One piece of unadulterated good news is the Pentagon’s progress in terms of accountability. A typical response to dead civilians in the past was to blame Taliban fighters for using them as human shields. While shielding is a contributing factor to civilian deaths, this reflexive response was a loud "not my fault" that did little to assuage anger in Afghanistan. Such responses contributed to the circulating rumors that U.S. forces can use technology to see into Afghans’ homes or that U.S. bombs can target specific individuals without harming others. Investigations were also often halfhearted. "Yes, the Taliban target us, but we expected more from you," I often heard from Afghans when I was there during 2007, just as the casualties skyrocketed. Now, things have taken a 180-degree turn. These days, the military begins an investigation as soon as an incident is reported. It also takes responsibility and often provides a condolence payment. Lessons have clearly been learned.
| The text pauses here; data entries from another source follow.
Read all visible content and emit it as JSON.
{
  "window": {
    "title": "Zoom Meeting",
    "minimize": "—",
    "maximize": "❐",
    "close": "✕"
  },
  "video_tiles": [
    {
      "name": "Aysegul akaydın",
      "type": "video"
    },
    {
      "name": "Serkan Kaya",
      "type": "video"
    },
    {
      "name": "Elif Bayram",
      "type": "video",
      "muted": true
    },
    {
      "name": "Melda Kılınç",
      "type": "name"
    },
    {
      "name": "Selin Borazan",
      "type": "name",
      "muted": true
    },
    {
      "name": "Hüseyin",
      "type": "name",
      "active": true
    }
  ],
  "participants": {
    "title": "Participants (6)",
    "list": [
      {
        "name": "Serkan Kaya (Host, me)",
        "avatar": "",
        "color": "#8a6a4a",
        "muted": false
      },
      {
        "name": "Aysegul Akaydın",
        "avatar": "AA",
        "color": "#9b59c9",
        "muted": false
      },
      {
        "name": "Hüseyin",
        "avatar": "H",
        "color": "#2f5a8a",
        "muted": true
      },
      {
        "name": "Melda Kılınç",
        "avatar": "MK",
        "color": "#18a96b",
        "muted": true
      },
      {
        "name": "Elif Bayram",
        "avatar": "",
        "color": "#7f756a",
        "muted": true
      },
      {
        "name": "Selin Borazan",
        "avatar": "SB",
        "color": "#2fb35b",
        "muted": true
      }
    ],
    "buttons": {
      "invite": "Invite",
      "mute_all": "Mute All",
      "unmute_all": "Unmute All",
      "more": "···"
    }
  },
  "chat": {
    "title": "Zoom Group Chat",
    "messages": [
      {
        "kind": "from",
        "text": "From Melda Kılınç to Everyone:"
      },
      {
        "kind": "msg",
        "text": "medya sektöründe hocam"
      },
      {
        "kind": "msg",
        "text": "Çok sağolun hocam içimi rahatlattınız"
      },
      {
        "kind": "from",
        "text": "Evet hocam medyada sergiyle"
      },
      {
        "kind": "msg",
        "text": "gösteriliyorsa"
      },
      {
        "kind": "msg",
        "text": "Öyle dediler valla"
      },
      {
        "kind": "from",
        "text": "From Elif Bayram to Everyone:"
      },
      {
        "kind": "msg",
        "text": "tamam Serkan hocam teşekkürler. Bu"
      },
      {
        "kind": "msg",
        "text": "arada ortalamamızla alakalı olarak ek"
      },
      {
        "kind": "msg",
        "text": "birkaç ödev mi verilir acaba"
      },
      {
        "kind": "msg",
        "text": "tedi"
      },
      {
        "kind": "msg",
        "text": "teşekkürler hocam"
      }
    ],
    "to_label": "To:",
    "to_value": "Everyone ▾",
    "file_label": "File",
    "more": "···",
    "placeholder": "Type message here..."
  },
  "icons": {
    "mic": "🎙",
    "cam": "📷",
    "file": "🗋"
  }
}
But it’s not time to celebrate yet. Civilian deaths at the hands of international forces have dropped, but only to 2007 levels — the year civilian casualties first became a problem. As the recent airstrike reminds us, there is still a long way to go. If Special Forces are the main impediment, there is no better man for the job than the former head of Joint Special Operations Command, McChrystal. Regardless of who is in charge, the civilian population is the key. Although most Afghans are killed by the Taliban, it is Afghan civilian deaths at the hands of Americans that will sway the outcome of this conflict one way or the other.